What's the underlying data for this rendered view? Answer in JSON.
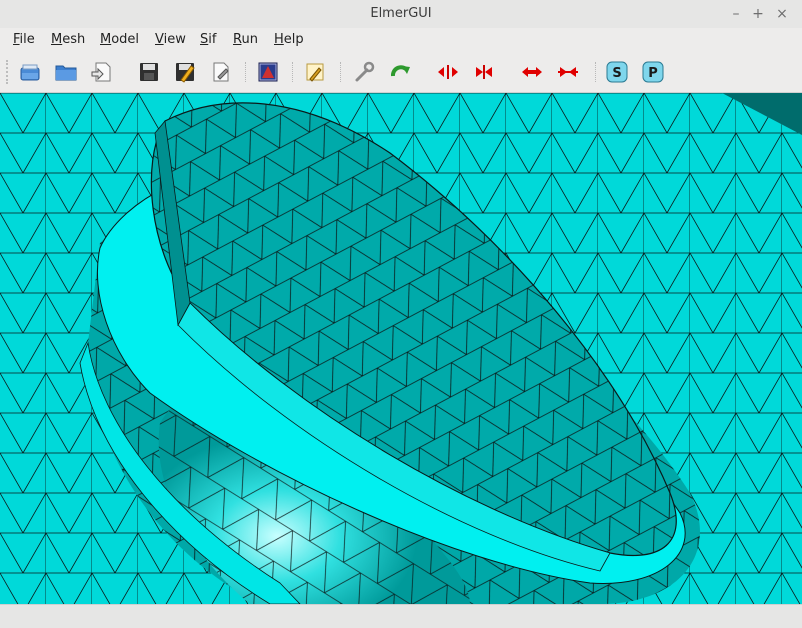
{
  "window": {
    "title": "ElmerGUI",
    "controls": [
      "–",
      "+",
      "×"
    ]
  },
  "menubar": {
    "items": [
      {
        "label": "File",
        "mnemonic": "F",
        "rest": "ile"
      },
      {
        "label": "Mesh",
        "mnemonic": "M",
        "rest": "esh"
      },
      {
        "label": "Model",
        "mnemonic": "M",
        "rest": "odel"
      },
      {
        "label": "View",
        "mnemonic": "V",
        "rest": "iew"
      },
      {
        "label": "Sif",
        "mnemonic": "S",
        "rest": "if"
      },
      {
        "label": "Run",
        "mnemonic": "R",
        "rest": "un"
      },
      {
        "label": "Help",
        "mnemonic": "H",
        "rest": "elp"
      }
    ]
  },
  "toolbar": {
    "icons": [
      "open-icon",
      "folder-icon",
      "load-project-icon",
      "save-icon",
      "save-as-icon",
      "edit-sif-icon",
      "generate-mesh-icon",
      "edit-icon",
      "settings-wrench-icon",
      "redo-icon",
      "unify-surface-icon",
      "unify-edge-icon",
      "divide-surface-icon",
      "divide-edge-icon",
      "solver-s-icon",
      "postprocessor-p-icon"
    ],
    "solver_letter": "S",
    "post_letter": "P"
  },
  "colors": {
    "mesh_bright": "#00f0f0",
    "mesh_mid": "#00c8c8",
    "mesh_dark": "#009a9a",
    "edge": "#0a1a1a",
    "corner": "#006c6c"
  },
  "statusbar": {
    "text": ""
  }
}
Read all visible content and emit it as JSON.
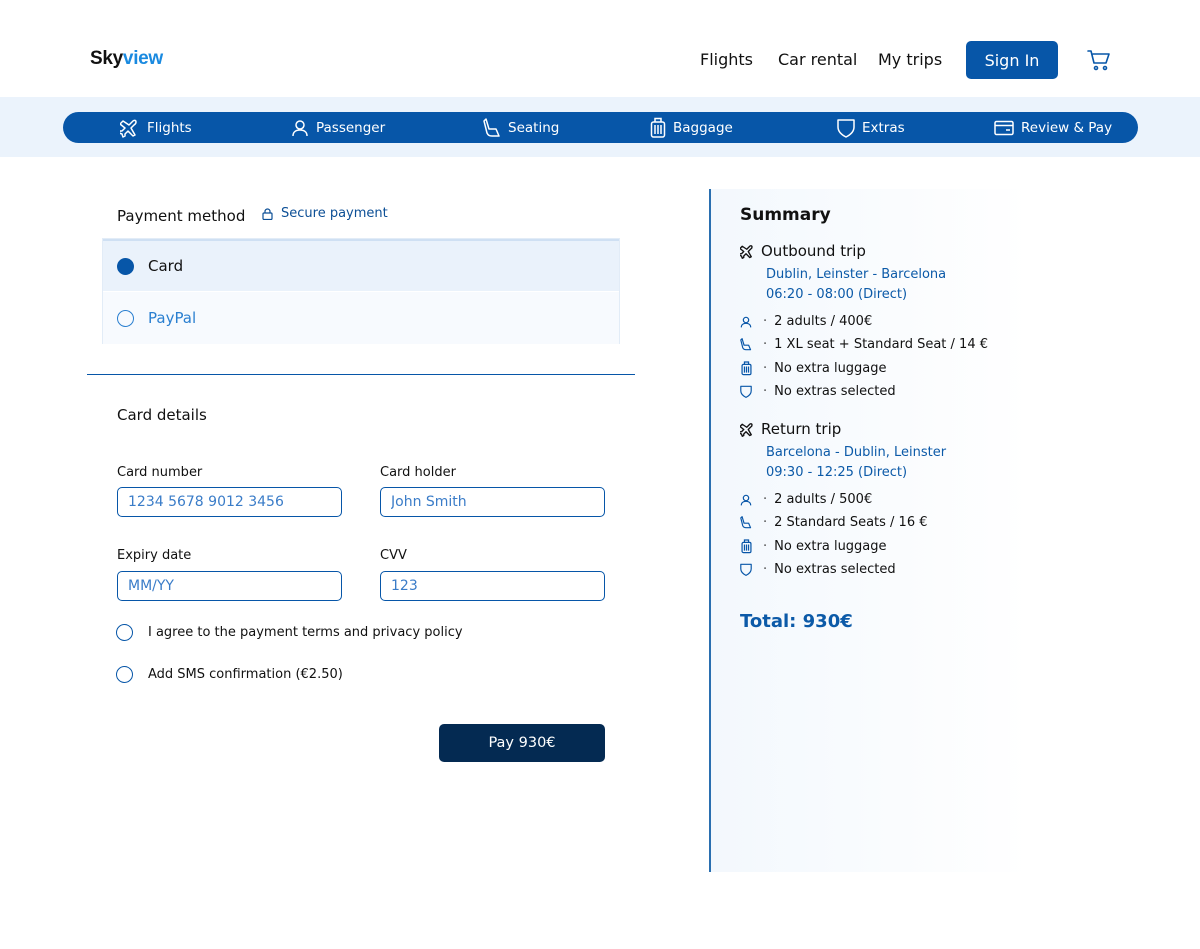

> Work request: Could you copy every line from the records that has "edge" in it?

> Exercise answer:
      "unify-edge-icon",
      "divide-edge-icon",
    "edge": "#0a1a1a",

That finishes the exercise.